Problem details:
Retrieve every line of the data holding the word "клиента".

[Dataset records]
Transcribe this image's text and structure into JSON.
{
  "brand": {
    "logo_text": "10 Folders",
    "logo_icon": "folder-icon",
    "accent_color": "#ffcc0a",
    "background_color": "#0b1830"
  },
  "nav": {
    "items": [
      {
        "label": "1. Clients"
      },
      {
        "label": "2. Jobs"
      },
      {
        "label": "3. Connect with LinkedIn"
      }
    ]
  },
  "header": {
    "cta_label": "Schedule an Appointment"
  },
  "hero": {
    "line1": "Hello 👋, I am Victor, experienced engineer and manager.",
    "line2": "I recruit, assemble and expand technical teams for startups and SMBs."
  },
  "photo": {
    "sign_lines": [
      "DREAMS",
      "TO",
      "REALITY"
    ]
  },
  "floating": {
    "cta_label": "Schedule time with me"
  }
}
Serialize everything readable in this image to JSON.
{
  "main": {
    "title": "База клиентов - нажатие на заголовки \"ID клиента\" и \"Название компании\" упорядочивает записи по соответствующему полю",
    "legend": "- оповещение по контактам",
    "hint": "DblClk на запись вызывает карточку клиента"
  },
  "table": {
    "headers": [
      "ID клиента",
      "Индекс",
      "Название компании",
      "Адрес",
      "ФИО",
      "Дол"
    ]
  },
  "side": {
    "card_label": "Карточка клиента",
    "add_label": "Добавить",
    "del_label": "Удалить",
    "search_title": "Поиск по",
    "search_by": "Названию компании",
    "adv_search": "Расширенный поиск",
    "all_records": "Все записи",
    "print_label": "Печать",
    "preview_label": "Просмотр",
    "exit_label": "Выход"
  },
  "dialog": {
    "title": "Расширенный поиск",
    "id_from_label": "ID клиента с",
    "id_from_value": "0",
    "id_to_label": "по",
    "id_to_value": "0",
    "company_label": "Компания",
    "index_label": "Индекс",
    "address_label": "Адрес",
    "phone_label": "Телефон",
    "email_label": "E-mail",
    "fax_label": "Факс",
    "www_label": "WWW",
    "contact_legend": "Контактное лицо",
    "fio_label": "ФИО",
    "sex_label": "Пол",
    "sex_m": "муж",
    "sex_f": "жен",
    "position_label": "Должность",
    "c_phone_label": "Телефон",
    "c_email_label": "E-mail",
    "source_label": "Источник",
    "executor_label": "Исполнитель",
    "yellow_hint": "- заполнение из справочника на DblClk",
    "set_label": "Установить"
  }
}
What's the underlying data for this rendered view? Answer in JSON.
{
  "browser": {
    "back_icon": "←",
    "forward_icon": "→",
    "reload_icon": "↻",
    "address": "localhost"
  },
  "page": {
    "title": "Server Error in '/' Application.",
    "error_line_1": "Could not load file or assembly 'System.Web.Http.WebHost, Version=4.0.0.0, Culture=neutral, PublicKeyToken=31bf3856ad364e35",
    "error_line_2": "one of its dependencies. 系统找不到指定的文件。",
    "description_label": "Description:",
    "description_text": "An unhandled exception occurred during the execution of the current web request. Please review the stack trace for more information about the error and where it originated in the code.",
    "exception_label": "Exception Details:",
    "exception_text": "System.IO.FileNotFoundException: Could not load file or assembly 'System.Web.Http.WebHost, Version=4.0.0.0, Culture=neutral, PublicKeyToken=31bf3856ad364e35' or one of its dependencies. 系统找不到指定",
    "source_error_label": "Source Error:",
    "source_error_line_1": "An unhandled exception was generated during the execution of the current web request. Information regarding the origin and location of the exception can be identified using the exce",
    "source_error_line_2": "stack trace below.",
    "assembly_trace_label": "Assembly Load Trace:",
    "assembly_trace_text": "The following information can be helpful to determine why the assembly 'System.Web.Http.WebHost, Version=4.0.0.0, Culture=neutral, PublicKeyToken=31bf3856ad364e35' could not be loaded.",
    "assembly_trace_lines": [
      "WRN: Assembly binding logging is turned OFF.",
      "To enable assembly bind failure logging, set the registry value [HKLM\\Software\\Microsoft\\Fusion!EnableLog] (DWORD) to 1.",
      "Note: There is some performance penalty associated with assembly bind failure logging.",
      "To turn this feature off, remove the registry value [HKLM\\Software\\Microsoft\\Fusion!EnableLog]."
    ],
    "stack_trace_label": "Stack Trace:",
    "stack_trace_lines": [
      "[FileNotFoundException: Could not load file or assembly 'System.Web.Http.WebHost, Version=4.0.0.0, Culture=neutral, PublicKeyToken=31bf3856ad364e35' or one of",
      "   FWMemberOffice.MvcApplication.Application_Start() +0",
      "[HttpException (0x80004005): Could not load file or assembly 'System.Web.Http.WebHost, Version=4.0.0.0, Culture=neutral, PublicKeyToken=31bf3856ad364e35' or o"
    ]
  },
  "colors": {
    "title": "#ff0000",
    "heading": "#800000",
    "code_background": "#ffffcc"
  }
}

Completed task:
    "title": "База клиентов - нажатие на заголовки \"ID клиента\" и \"Название компании\" упорядочивает записи по соответствующему полю",
    "hint": "DblClk на запись вызывает карточку клиента"
      "ID клиента",
    "card_label": "Карточка клиента",
    "id_from_label": "ID клиента с",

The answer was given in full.